A Population-Based Twin Study of Alcoholism in Women

Kenneth S. Kendler, MD; Andrew C. Heath, DPhil; Michael C. Neale, PhD; Ronald C. Kessler, PhD; Lindon J. Eaves, PhD, DSc
JAMA. 1992;268(14):1877-1882. doi:10.1001/jama.1992.03490140085040.
Text Size: A A A
Published online

Objective.  —To clarify the role of genetic factors in the etiology of alcoholism in women.

Design and Setting.  —Personal structured psychiatric interviews conducted by researchers "blinded" to the status of the co-twin in an epidemiologic sample of 1030 female-female twin pairs of known zygosity from the population-based Virginia Twin Registry.

Measures.  —Three definitions of lifetime prevalence of alcoholism based on Diagnostic and Statistical Manual of Mental Disorders, Third Edition, Revised criteria: (1) alcoholism with tolerance or dependence; (2) alcoholism with or without tolerance-dependence; and (3) alcoholism with or without tolerance-dependence or problem drinking.

Results.  —Using narrow, intermediate, or broad definitions, the probandwise concordance for alcoholism was consistently higher in monozygotic than in dizygotic twin pairs. Multifactorial threshold models suggested that the heritability of liability to alcoholism in women is in the range of 50% to 60%.

Conclusions.  —The results support the hypothesis that genetic factors play a major role in the etiology of alcoholism in women. Women should be well represented in the efforts currently under way to elucidate the molecular basis of the genetic susceptibility to alcoholism.(JAMA. 1992;268:1877-1882)


Sign In to Access Full Content

Don't have Access?

Register and get free email Table of Contents alerts, saved searches, PowerPoint downloads, CME quizzes, and more

Subscribe for full-text access to content from 1998 forward and a host of useful features

Activate your current subscription (AMA members and current subscribers)

Purchase Online Access to this article for 24 hours




Meets CME requirements for:
Browse CME for all U.S. States
Accreditation Information
The American Medical Association is accredited by the Accreditation Council for Continuing Medical Education to provide continuing medical education for physicians. The AMA designates this journal-based CME activity for a maximum of 1 AMA PRA Category 1 CreditTM per course. Physicians should claim only the credit commensurate with the extent of their participation in the activity.
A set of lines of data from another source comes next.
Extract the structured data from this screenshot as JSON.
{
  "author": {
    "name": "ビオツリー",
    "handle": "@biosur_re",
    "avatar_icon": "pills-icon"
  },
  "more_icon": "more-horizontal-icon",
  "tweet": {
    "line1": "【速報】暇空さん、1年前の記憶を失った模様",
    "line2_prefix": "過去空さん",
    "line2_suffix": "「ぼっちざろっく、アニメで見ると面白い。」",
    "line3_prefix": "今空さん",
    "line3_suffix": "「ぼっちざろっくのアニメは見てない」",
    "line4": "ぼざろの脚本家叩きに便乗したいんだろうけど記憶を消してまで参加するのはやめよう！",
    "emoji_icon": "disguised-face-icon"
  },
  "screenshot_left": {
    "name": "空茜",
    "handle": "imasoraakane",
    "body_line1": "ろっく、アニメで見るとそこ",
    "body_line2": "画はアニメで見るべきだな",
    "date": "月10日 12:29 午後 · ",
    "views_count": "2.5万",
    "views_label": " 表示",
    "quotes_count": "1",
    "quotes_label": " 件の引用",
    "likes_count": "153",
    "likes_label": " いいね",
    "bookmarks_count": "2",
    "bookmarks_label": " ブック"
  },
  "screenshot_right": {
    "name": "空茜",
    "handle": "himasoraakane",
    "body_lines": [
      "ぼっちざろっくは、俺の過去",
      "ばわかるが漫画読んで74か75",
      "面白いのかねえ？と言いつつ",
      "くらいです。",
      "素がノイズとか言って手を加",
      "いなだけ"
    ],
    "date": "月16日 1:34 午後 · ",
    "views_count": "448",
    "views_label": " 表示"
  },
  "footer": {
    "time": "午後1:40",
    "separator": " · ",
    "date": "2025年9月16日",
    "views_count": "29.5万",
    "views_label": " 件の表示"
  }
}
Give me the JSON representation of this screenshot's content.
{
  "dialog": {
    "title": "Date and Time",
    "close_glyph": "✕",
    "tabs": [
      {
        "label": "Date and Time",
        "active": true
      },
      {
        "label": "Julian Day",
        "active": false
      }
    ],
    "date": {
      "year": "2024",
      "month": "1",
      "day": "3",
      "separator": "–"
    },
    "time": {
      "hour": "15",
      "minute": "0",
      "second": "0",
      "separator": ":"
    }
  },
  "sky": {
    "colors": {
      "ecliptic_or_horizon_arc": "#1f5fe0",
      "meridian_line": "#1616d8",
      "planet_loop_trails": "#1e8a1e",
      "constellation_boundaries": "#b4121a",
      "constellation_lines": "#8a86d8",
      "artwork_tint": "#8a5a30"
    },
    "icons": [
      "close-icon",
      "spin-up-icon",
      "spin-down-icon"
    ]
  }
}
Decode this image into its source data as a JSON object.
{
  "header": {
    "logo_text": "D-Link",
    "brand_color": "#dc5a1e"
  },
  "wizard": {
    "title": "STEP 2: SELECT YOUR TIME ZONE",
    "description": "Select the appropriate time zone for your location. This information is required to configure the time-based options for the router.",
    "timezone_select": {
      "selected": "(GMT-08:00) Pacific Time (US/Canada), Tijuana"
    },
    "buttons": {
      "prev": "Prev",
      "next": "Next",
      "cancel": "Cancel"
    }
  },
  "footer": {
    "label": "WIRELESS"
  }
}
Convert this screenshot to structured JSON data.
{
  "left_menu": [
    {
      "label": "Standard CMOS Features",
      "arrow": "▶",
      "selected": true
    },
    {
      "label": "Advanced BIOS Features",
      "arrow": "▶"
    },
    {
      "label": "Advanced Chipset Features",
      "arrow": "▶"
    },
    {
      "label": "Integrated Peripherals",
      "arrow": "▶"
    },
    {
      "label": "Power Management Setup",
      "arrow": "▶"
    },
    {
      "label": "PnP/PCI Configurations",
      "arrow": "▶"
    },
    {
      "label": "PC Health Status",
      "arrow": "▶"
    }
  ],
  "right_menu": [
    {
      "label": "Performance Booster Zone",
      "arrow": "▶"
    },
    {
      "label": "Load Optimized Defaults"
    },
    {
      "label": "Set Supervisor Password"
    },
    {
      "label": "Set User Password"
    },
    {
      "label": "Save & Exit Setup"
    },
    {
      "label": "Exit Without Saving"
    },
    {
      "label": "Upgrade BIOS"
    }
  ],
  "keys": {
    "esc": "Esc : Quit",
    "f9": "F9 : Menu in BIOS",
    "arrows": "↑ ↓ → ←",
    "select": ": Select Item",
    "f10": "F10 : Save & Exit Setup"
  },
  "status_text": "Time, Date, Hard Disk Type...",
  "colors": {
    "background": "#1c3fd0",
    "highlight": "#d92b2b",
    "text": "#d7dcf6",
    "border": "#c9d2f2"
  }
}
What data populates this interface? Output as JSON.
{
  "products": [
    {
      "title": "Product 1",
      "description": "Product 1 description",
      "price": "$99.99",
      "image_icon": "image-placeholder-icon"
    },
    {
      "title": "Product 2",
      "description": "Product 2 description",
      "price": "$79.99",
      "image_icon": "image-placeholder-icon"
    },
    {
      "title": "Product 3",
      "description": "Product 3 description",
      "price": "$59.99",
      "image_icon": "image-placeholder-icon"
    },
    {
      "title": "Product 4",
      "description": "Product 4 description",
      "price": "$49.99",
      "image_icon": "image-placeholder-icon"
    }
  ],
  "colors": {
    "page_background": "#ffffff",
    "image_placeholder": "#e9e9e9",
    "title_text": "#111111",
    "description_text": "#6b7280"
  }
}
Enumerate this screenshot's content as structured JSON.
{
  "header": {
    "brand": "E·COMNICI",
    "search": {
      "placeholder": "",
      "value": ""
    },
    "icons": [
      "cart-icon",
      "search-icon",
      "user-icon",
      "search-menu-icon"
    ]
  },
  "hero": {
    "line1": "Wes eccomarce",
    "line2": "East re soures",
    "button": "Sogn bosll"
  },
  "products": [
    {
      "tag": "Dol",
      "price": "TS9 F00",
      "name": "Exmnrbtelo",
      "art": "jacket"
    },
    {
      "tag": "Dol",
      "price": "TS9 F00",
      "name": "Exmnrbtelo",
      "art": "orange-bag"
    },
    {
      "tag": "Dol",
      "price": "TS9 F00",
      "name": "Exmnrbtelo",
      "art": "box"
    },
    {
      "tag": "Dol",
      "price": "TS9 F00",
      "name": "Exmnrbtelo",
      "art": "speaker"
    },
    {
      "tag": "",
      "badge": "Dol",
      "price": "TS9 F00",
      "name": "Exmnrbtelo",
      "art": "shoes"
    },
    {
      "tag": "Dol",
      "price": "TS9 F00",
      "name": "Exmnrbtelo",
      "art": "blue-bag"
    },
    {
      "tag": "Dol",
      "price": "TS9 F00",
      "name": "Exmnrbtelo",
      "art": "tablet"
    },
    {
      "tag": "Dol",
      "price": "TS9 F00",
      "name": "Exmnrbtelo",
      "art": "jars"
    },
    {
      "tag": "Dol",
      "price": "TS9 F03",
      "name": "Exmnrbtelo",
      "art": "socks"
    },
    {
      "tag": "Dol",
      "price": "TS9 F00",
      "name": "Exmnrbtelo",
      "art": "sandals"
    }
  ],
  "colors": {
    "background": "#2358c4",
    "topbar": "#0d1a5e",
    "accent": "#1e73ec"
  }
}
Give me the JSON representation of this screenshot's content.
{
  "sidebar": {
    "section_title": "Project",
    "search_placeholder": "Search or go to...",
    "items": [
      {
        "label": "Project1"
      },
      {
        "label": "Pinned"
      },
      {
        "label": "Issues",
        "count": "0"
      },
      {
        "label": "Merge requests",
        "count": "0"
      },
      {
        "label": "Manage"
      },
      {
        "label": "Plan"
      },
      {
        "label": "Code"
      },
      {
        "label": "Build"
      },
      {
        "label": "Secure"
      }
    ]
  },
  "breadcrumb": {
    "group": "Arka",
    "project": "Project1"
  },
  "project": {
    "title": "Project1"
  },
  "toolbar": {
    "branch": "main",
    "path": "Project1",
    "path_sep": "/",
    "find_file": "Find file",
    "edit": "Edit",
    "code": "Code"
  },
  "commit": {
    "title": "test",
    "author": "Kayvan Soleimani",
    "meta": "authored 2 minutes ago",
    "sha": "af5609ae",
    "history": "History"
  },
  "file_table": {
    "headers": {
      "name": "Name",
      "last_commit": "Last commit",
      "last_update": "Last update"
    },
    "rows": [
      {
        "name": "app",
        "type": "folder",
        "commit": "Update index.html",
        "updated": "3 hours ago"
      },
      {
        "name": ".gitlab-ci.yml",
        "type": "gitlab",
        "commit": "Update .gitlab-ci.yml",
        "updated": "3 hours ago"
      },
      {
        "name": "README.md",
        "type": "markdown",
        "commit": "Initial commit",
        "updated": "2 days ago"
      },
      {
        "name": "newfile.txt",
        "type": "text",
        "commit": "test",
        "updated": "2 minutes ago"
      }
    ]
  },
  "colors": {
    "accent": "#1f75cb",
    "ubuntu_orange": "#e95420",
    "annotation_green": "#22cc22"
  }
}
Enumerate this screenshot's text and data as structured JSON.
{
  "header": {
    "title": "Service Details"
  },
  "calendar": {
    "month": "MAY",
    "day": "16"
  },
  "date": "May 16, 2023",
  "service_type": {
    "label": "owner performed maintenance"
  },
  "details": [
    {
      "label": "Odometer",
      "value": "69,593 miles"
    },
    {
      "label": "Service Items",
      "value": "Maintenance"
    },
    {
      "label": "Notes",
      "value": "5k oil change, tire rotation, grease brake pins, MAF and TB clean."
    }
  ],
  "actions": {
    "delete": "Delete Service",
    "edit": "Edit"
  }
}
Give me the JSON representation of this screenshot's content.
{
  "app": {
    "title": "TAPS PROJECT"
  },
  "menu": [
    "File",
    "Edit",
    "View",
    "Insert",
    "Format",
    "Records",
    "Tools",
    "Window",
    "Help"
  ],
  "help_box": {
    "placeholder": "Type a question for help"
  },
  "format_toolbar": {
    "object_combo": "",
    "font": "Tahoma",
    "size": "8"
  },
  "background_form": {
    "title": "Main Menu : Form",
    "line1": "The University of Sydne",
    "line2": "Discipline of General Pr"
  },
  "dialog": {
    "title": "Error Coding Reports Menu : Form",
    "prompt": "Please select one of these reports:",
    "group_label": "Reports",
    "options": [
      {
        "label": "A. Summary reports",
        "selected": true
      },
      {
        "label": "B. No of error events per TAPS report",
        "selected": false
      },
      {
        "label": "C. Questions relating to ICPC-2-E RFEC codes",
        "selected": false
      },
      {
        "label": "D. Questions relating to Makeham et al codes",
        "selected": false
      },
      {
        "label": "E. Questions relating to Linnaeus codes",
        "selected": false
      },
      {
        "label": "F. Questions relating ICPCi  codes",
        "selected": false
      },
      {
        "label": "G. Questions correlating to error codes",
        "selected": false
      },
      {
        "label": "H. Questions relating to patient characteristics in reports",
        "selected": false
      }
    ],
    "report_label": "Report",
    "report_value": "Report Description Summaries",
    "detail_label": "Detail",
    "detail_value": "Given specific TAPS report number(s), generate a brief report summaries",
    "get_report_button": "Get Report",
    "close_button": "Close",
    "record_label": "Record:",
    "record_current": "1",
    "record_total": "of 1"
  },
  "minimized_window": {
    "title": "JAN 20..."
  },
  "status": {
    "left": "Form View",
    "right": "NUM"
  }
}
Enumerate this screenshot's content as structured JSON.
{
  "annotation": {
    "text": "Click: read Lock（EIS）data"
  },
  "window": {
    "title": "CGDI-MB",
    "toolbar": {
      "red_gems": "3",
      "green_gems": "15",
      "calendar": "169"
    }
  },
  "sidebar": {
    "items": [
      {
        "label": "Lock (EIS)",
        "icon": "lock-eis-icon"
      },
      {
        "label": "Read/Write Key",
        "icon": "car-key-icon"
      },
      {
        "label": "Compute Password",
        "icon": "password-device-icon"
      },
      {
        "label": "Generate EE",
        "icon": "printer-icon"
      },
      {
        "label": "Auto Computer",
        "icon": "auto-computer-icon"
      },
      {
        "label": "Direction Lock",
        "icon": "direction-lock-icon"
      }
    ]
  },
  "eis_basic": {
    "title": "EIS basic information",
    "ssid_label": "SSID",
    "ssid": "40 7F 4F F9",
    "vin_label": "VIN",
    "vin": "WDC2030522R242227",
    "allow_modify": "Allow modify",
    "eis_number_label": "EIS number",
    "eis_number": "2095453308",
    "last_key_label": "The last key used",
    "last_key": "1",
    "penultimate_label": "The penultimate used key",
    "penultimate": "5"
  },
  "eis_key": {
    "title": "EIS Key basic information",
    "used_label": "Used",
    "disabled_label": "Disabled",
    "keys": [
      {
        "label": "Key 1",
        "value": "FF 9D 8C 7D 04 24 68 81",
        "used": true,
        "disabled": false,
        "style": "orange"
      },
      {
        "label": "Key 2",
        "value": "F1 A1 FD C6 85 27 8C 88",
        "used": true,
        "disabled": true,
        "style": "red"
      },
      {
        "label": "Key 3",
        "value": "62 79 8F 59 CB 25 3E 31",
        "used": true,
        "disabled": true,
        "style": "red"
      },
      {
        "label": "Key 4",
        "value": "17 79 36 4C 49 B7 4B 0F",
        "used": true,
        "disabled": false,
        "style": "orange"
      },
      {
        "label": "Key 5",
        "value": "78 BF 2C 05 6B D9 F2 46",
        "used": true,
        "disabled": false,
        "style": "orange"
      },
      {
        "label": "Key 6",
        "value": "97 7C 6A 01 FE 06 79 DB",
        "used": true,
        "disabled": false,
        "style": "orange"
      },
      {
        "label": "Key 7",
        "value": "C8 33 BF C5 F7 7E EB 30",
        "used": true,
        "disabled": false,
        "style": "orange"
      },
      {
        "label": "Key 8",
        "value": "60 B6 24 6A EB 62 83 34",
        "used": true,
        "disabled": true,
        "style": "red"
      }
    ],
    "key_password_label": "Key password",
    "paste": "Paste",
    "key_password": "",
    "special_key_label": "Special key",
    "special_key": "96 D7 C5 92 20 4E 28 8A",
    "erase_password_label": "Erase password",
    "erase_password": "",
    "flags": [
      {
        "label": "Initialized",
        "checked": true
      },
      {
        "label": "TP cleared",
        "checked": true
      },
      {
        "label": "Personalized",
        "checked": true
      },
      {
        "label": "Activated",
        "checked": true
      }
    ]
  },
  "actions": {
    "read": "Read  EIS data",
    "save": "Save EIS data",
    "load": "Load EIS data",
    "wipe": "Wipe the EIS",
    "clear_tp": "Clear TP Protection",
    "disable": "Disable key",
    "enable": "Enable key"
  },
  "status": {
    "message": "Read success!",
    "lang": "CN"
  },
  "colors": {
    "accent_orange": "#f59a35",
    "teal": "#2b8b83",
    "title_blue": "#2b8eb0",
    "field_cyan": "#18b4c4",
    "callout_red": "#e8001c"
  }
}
Physicians who complete the CME course and score at least 80% correct on the quiz are eligible for AMA PRA Category 1 CreditTM.
Note: You must get at least of the answers correct to pass this quiz.
You have not filled in all the answers to complete this quiz
The following questions were not answered:
Sorry, you have unsuccessfully completed this CME quiz with a score of
The following questions were not answered correctly:
Commitment to Change (optional):
Indicate what change(s) you will implement in your practice, if any, based on this CME course.
Your quiz results:
The filled radio buttons indicate your responses. The preferred responses are highlighted
For CME Course: A Proposed Model for Initial Assessment and Management of Acute Heart Failure Syndromes
Indicate what changes(s) you will implement in your practice, if any, based on this CME course.
Citing articles are presented as examples only. In non-demo SCM6 implementation, integration with CrossRef’s "Cited By" API will populate this tab (http://www.crossref.org/citedby.html).


Some tools below are only available to our subscribers or users with an online account.

Sign In to Access Full Content

Related Content

Customize your page view by dragging & repositioning the boxes below.